After Tuesday's conference, Walker explains that the partners will spend two more days planning the July and August workshops:
"They're going to take ideas from this conference and design workshops for their regional teachers so they can meet the needs of teachers in different areas of the state. So we don't want to assume that we have a one size fits all model where if we just do one thing it will work for all teachers, so instead we're taking experts from the different areas who have been working with teachers in those areas and they'll be able to pick and choose things that they think will help the teachers from the regions."
Eventually, Walker says, I-STEM will make an Internet resource available so that teachers can have continuous access to ideas for teaching algebra:
"Once we get those materials online and teachers are trained on how to use them, they'll be able to have unlimited access to these, so in that way if they can't find one of these regional experts to help them out they'll be able to go to the materials on an unlimited basis and basically have ongoing support in their classrooms."
Hudson explains some of the thinking behind the algebraic teaching concepts the conference and workshops are based around:

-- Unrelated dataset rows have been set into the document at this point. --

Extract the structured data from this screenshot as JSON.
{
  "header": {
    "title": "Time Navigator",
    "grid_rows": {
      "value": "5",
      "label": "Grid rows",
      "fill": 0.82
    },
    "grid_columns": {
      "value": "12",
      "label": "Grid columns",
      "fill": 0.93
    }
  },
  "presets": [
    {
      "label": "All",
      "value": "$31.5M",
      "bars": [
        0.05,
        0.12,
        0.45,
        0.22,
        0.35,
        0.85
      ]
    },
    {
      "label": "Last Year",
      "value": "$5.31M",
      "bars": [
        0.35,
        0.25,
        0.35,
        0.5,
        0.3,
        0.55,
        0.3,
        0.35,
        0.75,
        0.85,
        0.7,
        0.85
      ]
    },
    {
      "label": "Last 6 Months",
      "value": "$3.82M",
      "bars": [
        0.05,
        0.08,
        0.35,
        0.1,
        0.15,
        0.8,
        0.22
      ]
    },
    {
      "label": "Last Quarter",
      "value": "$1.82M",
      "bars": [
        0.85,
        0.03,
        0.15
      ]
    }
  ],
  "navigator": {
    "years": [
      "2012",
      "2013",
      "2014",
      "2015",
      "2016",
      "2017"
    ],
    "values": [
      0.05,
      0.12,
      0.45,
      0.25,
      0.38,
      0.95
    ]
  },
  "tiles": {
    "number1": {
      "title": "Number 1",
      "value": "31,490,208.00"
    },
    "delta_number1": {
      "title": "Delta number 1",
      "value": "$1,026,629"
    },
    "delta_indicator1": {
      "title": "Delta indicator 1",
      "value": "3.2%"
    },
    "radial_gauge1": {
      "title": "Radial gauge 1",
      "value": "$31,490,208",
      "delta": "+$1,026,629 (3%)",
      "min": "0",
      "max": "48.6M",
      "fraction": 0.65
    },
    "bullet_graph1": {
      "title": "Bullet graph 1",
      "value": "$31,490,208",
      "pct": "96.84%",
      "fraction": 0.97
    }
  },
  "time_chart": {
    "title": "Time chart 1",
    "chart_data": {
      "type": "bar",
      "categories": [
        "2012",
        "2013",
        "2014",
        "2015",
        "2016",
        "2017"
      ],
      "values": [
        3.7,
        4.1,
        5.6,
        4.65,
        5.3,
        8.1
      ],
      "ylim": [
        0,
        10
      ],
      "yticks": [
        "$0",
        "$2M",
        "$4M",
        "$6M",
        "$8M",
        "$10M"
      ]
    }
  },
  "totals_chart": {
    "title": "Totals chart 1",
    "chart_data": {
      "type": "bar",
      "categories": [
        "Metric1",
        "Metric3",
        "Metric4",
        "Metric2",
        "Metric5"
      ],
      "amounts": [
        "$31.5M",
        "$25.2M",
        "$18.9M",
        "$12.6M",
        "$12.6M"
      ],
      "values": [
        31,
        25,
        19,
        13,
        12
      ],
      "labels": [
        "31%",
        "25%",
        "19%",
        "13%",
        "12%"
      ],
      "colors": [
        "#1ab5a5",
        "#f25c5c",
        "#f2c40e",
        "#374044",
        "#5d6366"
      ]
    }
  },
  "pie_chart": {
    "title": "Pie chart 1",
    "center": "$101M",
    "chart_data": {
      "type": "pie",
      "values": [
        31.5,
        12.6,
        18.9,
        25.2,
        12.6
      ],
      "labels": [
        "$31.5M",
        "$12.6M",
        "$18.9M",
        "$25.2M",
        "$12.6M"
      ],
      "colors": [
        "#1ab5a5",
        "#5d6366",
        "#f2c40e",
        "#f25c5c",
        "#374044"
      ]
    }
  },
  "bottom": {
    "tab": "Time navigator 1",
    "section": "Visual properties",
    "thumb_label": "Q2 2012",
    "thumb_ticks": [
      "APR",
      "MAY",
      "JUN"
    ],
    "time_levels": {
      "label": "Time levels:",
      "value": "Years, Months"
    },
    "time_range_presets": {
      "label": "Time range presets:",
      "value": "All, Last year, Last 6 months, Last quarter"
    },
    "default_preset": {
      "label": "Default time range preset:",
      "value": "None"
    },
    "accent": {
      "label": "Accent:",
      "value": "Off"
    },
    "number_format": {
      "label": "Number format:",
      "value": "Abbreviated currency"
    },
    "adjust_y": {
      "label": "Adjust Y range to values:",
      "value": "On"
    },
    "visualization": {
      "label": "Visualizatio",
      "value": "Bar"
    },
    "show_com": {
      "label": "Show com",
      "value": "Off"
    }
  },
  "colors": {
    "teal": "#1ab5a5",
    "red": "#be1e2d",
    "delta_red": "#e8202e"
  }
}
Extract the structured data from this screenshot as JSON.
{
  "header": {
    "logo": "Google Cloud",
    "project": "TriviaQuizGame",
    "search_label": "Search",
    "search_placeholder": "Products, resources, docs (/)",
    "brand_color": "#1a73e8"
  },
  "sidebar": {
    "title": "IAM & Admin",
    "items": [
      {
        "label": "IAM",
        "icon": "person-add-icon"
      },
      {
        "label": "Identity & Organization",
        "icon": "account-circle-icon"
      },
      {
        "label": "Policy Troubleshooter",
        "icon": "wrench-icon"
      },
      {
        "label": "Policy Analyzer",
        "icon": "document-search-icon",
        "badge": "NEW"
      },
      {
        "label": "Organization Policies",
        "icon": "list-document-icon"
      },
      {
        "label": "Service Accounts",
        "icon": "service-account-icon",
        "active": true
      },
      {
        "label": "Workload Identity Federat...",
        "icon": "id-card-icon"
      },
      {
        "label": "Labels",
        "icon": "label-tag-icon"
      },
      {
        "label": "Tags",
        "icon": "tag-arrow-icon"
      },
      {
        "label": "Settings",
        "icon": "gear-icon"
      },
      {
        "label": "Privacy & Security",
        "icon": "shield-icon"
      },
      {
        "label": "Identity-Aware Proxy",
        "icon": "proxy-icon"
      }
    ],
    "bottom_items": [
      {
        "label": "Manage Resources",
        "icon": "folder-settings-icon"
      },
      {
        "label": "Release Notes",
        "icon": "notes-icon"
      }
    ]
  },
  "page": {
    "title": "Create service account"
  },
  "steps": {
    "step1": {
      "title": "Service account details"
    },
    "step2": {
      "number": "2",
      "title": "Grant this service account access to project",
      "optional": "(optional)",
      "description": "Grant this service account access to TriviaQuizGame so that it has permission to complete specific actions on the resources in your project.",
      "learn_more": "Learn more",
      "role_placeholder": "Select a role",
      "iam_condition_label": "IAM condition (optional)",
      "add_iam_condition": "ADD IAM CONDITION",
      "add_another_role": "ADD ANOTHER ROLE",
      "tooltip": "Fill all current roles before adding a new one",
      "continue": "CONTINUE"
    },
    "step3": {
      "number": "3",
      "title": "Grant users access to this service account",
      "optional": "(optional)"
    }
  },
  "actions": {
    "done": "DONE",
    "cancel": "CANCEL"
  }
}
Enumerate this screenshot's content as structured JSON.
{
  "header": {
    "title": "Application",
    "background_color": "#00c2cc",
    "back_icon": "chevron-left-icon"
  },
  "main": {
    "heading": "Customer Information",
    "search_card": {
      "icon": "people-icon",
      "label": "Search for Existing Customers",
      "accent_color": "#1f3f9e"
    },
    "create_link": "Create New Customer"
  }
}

"I would say that in the past algebra has been taught in a very procedural way; it's a procedure that you follow. This is how you finish this. So one of our goals, this is probably one of the goals of math education more generally not just of this conference, but one of our goals is that students start to build more conceptual understanding of what they're doing instead of just procedural learning. You know in the past, it was important for students to be fast algorithm solvers, fast computation solvers and that's not as important in today's world, because technology can do a lot of the fast computation that was required."